* EXERCISE AIM *
For the data that follows, report how many lines contain the word "title", and nothing else.

* GIVEN RECORDS *
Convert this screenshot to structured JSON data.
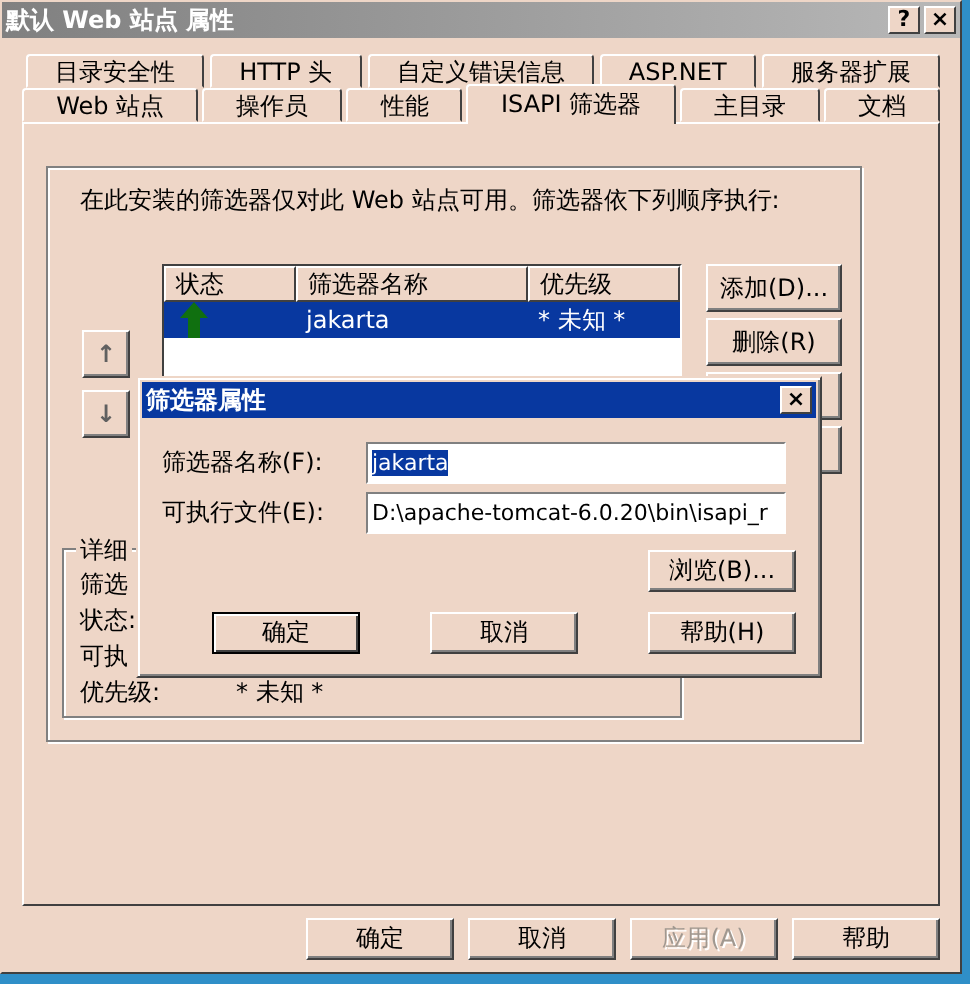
{
  "window": {
    "title": "默认 Web 站点 属性",
    "help_button": "?",
    "close_button": "×"
  },
  "tab_rows": [
    {
      "tabs": [
        {
          "label": "目录安全性",
          "selected": false
        },
        {
          "label": "HTTP 头",
          "selected": false
        },
        {
          "label": "自定义错误信息",
          "selected": false
        },
        {
          "label": "ASP.NET",
          "selected": false
        },
        {
          "label": "服务器扩展",
          "selected": false
        }
      ]
    },
    {
      "tabs": [
        {
          "label": "Web 站点",
          "selected": false
        },
        {
          "label": "操作员",
          "selected": false
        },
        {
          "label": "性能",
          "selected": false
        },
        {
          "label": "ISAPI 筛选器",
          "selected": true
        },
        {
          "label": "主目录",
          "selected": false
        },
        {
          "label": "文档",
          "selected": false
        }
      ]
    }
  ],
  "description": "在此安装的筛选器仅对此 Web 站点可用。筛选器依下列顺序执行:",
  "filter_table": {
    "columns": [
      "状态",
      "筛选器名称",
      "优先级"
    ],
    "rows": [
      {
        "kind": "loaded",
        "name": "jakarta",
        "priority": "* 未知 *",
        "selected": true
      }
    ]
  },
  "side_buttons": [
    "添加(D)...",
    "删除(R)"
  ],
  "order_buttons": [
    "↑",
    "↓"
  ],
  "details": {
    "title": "详细",
    "rows": [
      {
        "label": "筛选"
      },
      {
        "label": "状态:"
      },
      {
        "label": "可执"
      },
      {
        "label": "优先级:",
        "value": "* 未知 *"
      }
    ]
  },
  "dialog": {
    "title": "筛选器属性",
    "close_button": "×",
    "fields": [
      {
        "label": "筛选器名称(F):",
        "value": "jakarta",
        "selected": true
      },
      {
        "label": "可执行文件(E):",
        "value": "D:\\apache-tomcat-6.0.20\\bin\\isapi_r",
        "selected": false
      }
    ],
    "browse_button": "浏览(B)...",
    "buttons": [
      {
        "label": "确定",
        "default": true
      },
      {
        "label": "取消",
        "default": false
      },
      {
        "label": "帮助(H)",
        "default": false
      }
    ]
  },
  "buttons": [
    {
      "label": "确定",
      "disabled": false
    },
    {
      "label": "取消",
      "disabled": false
    },
    {
      "label": "应用(A)",
      "disabled": true
    },
    {
      "label": "帮助",
      "disabled": false
    }
  ]
}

* ANSWER AREA *
3